T. Scheisskopf -- World News Trust
Oct. 27, 2006 -- This article, on our front page today, presents some very nasty economic news. 1.6% economic growth for the last quarter is pretty damn anemic. That said, it becomes even more distressing when you perform a little surgery on it, in the interest of drilling down into what this number really means.
Note: It is doubtful you will be hearing any of this from Neil Cavuto or Lou Dobbs.
OK, so the announced number is 1.6%. Let's cut out a few things to get a more clear look at how the wider economy is doing. First, let's cast our scalpel in the direction of Defense spending. Lotta' that going on these days, all generated by the government. Some economists will place this number at 3-3.5 percent of a wartime economy.
Next, let's look at the energy sector and its constant litany of astronomical, heretofore unheard of profits. Lets excise them as well, just for the exercise.
Where does that leave us? Pretty well in the crapper, if you want to look at the broader economy. Not very broad-based, it seems like.
Now, let me leave you with the quote of a friend who has far more real expertise in the arcane and eldritch realm of the economy. Consider this lagniappe, regarding the above:
"Things are terribly bad. But the party's still raging on Wall Street. We've been in a recession at least since 9/11, if not 2000.
"Since CPI is understated by at least 3 percent, that means that GDP is overstated by at least 3 percent. That means we've been in a recession for a long time here.
"Shhhhh. Don't tell anybody. You don't want to be a party pooper, do you?
"And the stock rally? What do you expect with M3 money supply expansion over 6 percent annually? The end result? Think Hiroshima.
"In very broad terms, what we're witnessing is known as a 'distribution.' It's when securities pass from "strong hands" to "weak hands.

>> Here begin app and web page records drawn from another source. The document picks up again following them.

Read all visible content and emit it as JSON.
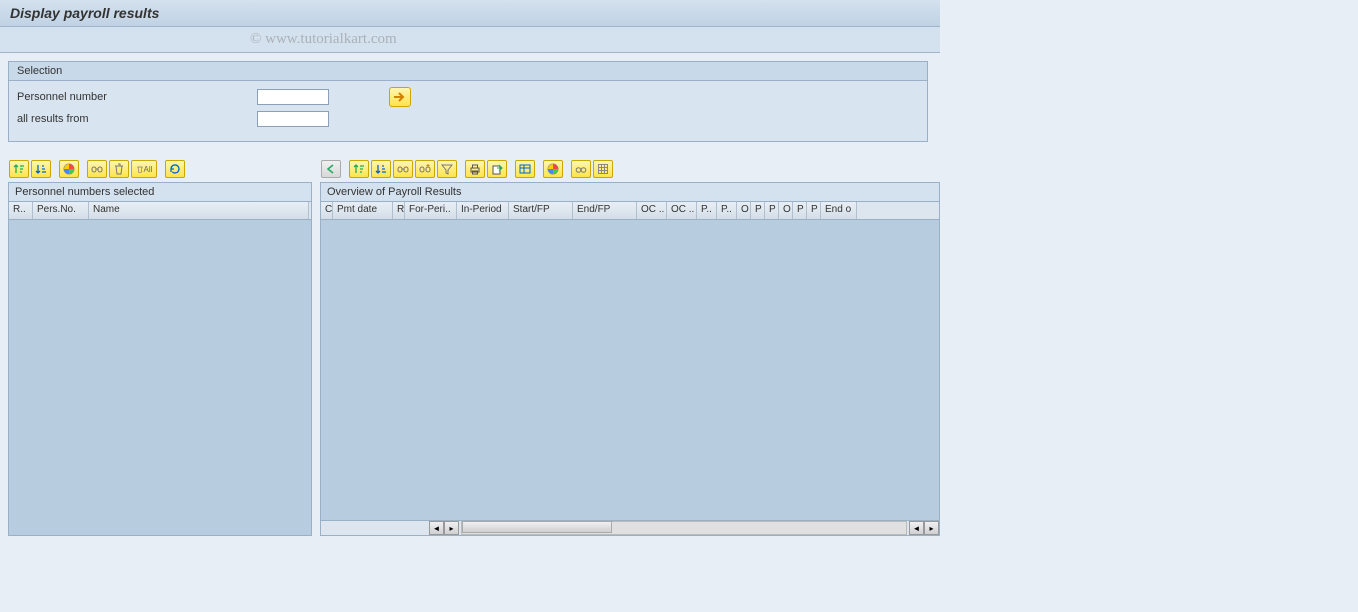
{
  "title": "Display payroll results",
  "watermark": "© www.tutorialkart.com",
  "selection": {
    "header": "Selection",
    "personnel_label": "Personnel number",
    "personnel_value": "",
    "all_results_label": "all results from",
    "all_results_value": ""
  },
  "left_pane": {
    "header": "Personnel numbers selected",
    "columns": {
      "c1": "R..",
      "c2": "Pers.No.",
      "c3": "Name"
    }
  },
  "right_pane": {
    "header": "Overview of Payroll Results",
    "columns": {
      "c1": "C",
      "c2": "Pmt date",
      "c3": "R",
      "c4": "For-Peri..",
      "c5": "In-Period",
      "c6": "Start/FP",
      "c7": "End/FP",
      "c8": "OC ..",
      "c9": "OC ..",
      "c10": "P..",
      "c11": "P..",
      "c12": "O",
      "c13": "P",
      "c14": "P",
      "c15": "O",
      "c16": "P",
      "c17": "P",
      "c18": "End o"
    }
  },
  "toolbar_left": {
    "all_label": "All"
  }
}
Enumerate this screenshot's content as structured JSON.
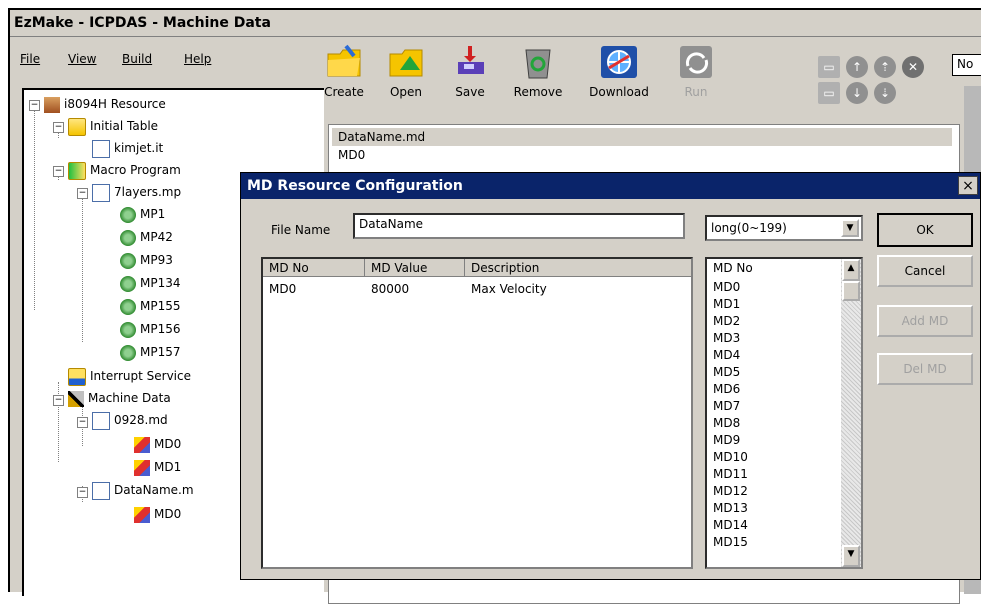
{
  "app": {
    "title": "EzMake - ICPDAS - Machine Data"
  },
  "menu": {
    "items": [
      "File",
      "View",
      "Build",
      "Help"
    ]
  },
  "toolbar": {
    "buttons": [
      {
        "label": "Create",
        "icon": "create-folder-icon",
        "enabled": true
      },
      {
        "label": "Open",
        "icon": "open-folder-icon",
        "enabled": true
      },
      {
        "label": "Save",
        "icon": "save-icon",
        "enabled": true
      },
      {
        "label": "Remove",
        "icon": "recycle-bin-icon",
        "enabled": true
      },
      {
        "label": "Download",
        "icon": "globe-download-icon",
        "enabled": true
      },
      {
        "label": "Run",
        "icon": "run-icon",
        "enabled": false
      }
    ],
    "right_combo_text": "No"
  },
  "tree": {
    "root": "i8094H Resource",
    "initial_table": "Initial Table",
    "kimjet": "kimjet.it",
    "macro_program": "Macro Program",
    "layers_file": "7layers.mp",
    "mp_items": [
      "MP1",
      "MP42",
      "MP93",
      "MP134",
      "MP155",
      "MP156",
      "MP157"
    ],
    "interrupt": "Interrupt Service",
    "machine_data": "Machine Data",
    "md_file_1": "0928.md",
    "md_file_1_items": [
      "MD0",
      "MD1"
    ],
    "md_file_2": "DataName.m",
    "md_file_2_items": [
      "MD0"
    ]
  },
  "content": {
    "header": "DataName.md",
    "first_row": "MD0"
  },
  "dialog": {
    "title": "MD Resource Configuration",
    "close_label": "×",
    "file_name_label": "File Name",
    "file_name_value": "DataName",
    "type_select_value": "long(0~199)",
    "ok_label": "OK",
    "cancel_label": "Cancel",
    "add_md_label": "Add MD",
    "del_md_label": "Del MD",
    "table": {
      "columns": [
        "MD No",
        "MD Value",
        "Description"
      ],
      "rows": [
        [
          "MD0",
          "80000",
          "Max Velocity"
        ]
      ]
    },
    "md_list": {
      "header": "MD No",
      "items": [
        "MD0",
        "MD1",
        "MD2",
        "MD3",
        "MD4",
        "MD5",
        "MD6",
        "MD7",
        "MD8",
        "MD9",
        "MD10",
        "MD11",
        "MD12",
        "MD13",
        "MD14",
        "MD15"
      ]
    }
  }
}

"Then, suddenly the party's over and the "weak hands" are left holding the paper. One thing for sure, things will be exciting going forward."
Yeah. I'll bet. Yippee.
Please note: author is not an economist, nor does he play one on TV